[Dataset rows for apps and sites]

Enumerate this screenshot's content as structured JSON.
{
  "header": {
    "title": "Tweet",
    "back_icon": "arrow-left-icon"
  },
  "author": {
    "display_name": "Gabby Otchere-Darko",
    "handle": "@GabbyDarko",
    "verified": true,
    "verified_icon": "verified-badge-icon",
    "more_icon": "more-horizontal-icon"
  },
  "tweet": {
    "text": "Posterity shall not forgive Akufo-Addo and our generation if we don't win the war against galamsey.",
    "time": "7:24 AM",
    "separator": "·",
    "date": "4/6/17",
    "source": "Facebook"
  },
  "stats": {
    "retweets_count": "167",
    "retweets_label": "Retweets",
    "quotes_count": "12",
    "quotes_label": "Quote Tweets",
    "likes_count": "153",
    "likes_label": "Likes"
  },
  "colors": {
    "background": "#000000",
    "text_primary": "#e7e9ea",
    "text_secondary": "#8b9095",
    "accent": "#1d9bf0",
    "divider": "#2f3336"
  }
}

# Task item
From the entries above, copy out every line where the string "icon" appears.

# Answer to this exercise
    "back_icon": "arrow-left-icon"
    "verified_icon": "verified-badge-icon",
    "more_icon": "more-horizontal-icon"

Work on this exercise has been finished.